*Exercise details*:
The records that follow should be retyped word for word.

*Records provided*:
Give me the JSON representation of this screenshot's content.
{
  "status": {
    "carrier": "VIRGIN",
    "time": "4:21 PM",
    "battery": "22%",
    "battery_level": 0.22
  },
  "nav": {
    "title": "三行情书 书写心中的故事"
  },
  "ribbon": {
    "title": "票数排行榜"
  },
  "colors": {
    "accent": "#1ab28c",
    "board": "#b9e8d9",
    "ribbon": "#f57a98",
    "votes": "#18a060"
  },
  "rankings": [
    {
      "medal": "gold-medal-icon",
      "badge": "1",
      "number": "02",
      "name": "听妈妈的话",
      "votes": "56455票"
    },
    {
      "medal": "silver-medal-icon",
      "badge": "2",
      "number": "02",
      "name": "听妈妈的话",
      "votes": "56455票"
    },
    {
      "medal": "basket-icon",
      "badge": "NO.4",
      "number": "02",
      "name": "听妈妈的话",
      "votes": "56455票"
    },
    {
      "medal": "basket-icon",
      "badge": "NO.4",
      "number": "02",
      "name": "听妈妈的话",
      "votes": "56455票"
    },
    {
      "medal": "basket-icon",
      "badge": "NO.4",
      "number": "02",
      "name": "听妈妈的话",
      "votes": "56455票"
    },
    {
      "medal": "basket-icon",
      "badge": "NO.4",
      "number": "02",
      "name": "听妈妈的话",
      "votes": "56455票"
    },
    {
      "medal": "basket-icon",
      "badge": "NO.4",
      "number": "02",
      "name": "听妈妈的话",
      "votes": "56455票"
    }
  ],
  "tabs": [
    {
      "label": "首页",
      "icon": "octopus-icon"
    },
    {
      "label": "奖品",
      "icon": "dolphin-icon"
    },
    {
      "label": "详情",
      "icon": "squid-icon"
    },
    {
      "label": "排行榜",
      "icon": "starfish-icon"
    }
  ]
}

*Solution for this task*:
Give me the JSON representation of this screenshot's content.
{
  "status": {
    "carrier": "VIRGIN",
    "time": "4:21 PM",
    "battery": "22%",
    "battery_level": 0.22
  },
  "nav": {
    "title": "三行情书 书写心中的故事"
  },
  "ribbon": {
    "title": "票数排行榜"
  },
  "colors": {
    "accent": "#1ab28c",
    "board": "#b9e8d9",
    "ribbon": "#f57a98",
    "votes": "#18a060"
  },
  "rankings": [
    {
      "medal": "gold-medal-icon",
      "badge": "1",
      "number": "02",
      "name": "听妈妈的话",
      "votes": "56455票"
    },
    {
      "medal": "silver-medal-icon",
      "badge": "2",
      "number": "02",
      "name": "听妈妈的话",
      "votes": "56455票"
    },
    {
      "medal": "basket-icon",
      "badge": "NO.4",
      "number": "02",
      "name": "听妈妈的话",
      "votes": "56455票"
    },
    {
      "medal": "basket-icon",
      "badge": "NO.4",
      "number": "02",
      "name": "听妈妈的话",
      "votes": "56455票"
    },
    {
      "medal": "basket-icon",
      "badge": "NO.4",
      "number": "02",
      "name": "听妈妈的话",
      "votes": "56455票"
    },
    {
      "medal": "basket-icon",
      "badge": "NO.4",
      "number": "02",
      "name": "听妈妈的话",
      "votes": "56455票"
    },
    {
      "medal": "basket-icon",
      "badge": "NO.4",
      "number": "02",
      "name": "听妈妈的话",
      "votes": "56455票"
    }
  ],
  "tabs": [
    {
      "label": "首页",
      "icon": "octopus-icon"
    },
    {
      "label": "奖品",
      "icon": "dolphin-icon"
    },
    {
      "label": "详情",
      "icon": "squid-icon"
    },
    {
      "label": "排行榜",
      "icon": "starfish-icon"
    }
  ]
}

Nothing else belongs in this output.